_Directions_
Lines with the word "icon" in them must be copied from the records below.

:::

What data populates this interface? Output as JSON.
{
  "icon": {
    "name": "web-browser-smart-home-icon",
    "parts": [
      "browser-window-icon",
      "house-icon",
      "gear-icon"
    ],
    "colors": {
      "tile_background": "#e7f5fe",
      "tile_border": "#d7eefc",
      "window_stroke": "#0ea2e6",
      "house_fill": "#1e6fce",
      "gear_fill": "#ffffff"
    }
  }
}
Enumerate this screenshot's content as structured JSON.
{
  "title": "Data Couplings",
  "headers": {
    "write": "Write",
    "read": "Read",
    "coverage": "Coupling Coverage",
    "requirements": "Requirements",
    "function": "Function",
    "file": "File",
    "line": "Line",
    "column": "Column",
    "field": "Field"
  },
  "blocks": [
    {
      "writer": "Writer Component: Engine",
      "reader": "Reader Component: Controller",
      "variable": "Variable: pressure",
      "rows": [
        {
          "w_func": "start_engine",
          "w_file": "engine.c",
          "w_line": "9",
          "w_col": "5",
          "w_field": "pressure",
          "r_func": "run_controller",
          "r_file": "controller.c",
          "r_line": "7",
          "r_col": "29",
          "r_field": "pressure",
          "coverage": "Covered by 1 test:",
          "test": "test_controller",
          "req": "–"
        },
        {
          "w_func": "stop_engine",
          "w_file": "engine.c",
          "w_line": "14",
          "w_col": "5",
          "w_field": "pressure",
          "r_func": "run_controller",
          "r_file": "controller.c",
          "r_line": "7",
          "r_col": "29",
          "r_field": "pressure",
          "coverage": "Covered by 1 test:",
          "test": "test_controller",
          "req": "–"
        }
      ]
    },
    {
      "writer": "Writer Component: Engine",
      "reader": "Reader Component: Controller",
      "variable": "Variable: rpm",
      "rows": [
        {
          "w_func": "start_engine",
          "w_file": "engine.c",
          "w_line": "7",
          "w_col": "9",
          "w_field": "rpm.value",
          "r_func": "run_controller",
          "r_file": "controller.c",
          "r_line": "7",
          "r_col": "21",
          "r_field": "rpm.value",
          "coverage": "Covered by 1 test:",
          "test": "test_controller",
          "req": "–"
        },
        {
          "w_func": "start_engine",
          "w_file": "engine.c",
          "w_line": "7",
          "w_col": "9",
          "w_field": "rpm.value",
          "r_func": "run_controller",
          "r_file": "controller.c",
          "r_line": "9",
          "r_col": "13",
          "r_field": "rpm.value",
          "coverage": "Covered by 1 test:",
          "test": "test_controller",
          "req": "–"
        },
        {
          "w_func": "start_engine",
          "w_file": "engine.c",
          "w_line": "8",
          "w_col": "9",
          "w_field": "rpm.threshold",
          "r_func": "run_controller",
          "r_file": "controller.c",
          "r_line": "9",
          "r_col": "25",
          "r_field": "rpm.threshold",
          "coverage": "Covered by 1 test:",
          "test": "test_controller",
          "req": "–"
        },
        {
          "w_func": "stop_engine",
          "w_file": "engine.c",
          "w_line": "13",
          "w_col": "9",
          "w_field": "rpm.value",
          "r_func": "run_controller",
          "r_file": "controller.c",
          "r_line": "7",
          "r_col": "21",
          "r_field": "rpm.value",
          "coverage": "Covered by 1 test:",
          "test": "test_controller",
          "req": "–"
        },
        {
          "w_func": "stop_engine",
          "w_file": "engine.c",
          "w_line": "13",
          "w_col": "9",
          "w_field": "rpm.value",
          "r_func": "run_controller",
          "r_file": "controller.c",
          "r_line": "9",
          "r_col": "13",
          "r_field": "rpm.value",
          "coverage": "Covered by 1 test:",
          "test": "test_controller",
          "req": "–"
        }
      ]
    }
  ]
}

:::

_Output of the task_
  "icon": {
    "name": "web-browser-smart-home-icon",
      "browser-window-icon",
      "house-icon",
      "gear-icon"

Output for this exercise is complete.